- **Task to complete**: Could you reproduce every record below exactly as written?
________
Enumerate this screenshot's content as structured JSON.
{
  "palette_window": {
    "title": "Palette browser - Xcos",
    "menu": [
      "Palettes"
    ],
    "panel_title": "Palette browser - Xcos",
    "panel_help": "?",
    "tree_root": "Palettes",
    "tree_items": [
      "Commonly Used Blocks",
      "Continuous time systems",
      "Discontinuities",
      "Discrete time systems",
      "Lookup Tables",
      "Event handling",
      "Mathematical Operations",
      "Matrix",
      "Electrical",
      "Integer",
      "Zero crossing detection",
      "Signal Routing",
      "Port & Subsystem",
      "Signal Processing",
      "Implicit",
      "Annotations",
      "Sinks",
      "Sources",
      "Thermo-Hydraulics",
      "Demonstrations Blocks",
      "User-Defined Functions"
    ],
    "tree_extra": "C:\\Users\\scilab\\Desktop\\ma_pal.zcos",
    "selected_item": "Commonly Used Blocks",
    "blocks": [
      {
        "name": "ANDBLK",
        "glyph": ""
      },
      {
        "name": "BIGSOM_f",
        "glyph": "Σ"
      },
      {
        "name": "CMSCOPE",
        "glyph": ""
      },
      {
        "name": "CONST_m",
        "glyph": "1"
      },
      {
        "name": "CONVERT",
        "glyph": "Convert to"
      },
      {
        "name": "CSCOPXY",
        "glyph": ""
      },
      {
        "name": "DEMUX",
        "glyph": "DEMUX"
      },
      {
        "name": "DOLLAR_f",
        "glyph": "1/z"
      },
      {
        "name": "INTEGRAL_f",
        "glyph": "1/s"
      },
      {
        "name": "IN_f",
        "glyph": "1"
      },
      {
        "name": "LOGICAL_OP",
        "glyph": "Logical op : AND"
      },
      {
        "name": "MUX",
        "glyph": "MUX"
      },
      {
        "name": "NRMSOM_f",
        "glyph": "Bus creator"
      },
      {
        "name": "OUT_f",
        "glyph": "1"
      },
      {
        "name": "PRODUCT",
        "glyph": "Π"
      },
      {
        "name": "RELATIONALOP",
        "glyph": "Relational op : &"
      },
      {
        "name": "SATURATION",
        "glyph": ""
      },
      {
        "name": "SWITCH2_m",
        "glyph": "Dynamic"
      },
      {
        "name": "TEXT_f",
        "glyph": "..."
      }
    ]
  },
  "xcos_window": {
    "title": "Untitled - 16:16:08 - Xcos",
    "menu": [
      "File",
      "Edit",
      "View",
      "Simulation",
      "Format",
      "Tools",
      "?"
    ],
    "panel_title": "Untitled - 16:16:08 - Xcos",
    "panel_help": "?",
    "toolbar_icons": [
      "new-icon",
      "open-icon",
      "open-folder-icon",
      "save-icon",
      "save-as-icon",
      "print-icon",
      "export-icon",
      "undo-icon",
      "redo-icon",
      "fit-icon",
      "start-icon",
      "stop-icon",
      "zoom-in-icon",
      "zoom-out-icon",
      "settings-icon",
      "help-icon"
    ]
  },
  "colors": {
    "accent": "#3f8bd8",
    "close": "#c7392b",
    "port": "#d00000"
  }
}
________
- **Exercise answer**:
Enumerate this screenshot's content as structured JSON.
{
  "palette_window": {
    "title": "Palette browser - Xcos",
    "menu": [
      "Palettes"
    ],
    "panel_title": "Palette browser - Xcos",
    "panel_help": "?",
    "tree_root": "Palettes",
    "tree_items": [
      "Commonly Used Blocks",
      "Continuous time systems",
      "Discontinuities",
      "Discrete time systems",
      "Lookup Tables",
      "Event handling",
      "Mathematical Operations",
      "Matrix",
      "Electrical",
      "Integer",
      "Zero crossing detection",
      "Signal Routing",
      "Port & Subsystem",
      "Signal Processing",
      "Implicit",
      "Annotations",
      "Sinks",
      "Sources",
      "Thermo-Hydraulics",
      "Demonstrations Blocks",
      "User-Defined Functions"
    ],
    "tree_extra": "C:\\Users\\scilab\\Desktop\\ma_pal.zcos",
    "selected_item": "Commonly Used Blocks",
    "blocks": [
      {
        "name": "ANDBLK",
        "glyph": ""
      },
      {
        "name": "BIGSOM_f",
        "glyph": "Σ"
      },
      {
        "name": "CMSCOPE",
        "glyph": ""
      },
      {
        "name": "CONST_m",
        "glyph": "1"
      },
      {
        "name": "CONVERT",
        "glyph": "Convert to"
      },
      {
        "name": "CSCOPXY",
        "glyph": ""
      },
      {
        "name": "DEMUX",
        "glyph": "DEMUX"
      },
      {
        "name": "DOLLAR_f",
        "glyph": "1/z"
      },
      {
        "name": "INTEGRAL_f",
        "glyph": "1/s"
      },
      {
        "name": "IN_f",
        "glyph": "1"
      },
      {
        "name": "LOGICAL_OP",
        "glyph": "Logical op : AND"
      },
      {
        "name": "MUX",
        "glyph": "MUX"
      },
      {
        "name": "NRMSOM_f",
        "glyph": "Bus creator"
      },
      {
        "name": "OUT_f",
        "glyph": "1"
      },
      {
        "name": "PRODUCT",
        "glyph": "Π"
      },
      {
        "name": "RELATIONALOP",
        "glyph": "Relational op : &"
      },
      {
        "name": "SATURATION",
        "glyph": ""
      },
      {
        "name": "SWITCH2_m",
        "glyph": "Dynamic"
      },
      {
        "name": "TEXT_f",
        "glyph": "..."
      }
    ]
  },
  "xcos_window": {
    "title": "Untitled - 16:16:08 - Xcos",
    "menu": [
      "File",
      "Edit",
      "View",
      "Simulation",
      "Format",
      "Tools",
      "?"
    ],
    "panel_title": "Untitled - 16:16:08 - Xcos",
    "panel_help": "?",
    "toolbar_icons": [
      "new-icon",
      "open-icon",
      "open-folder-icon",
      "save-icon",
      "save-as-icon",
      "print-icon",
      "export-icon",
      "undo-icon",
      "redo-icon",
      "fit-icon",
      "start-icon",
      "stop-icon",
      "zoom-in-icon",
      "zoom-out-icon",
      "settings-icon",
      "help-icon"
    ]
  },
  "colors": {
    "accent": "#3f8bd8",
    "close": "#c7392b",
    "port": "#d00000"
  }
}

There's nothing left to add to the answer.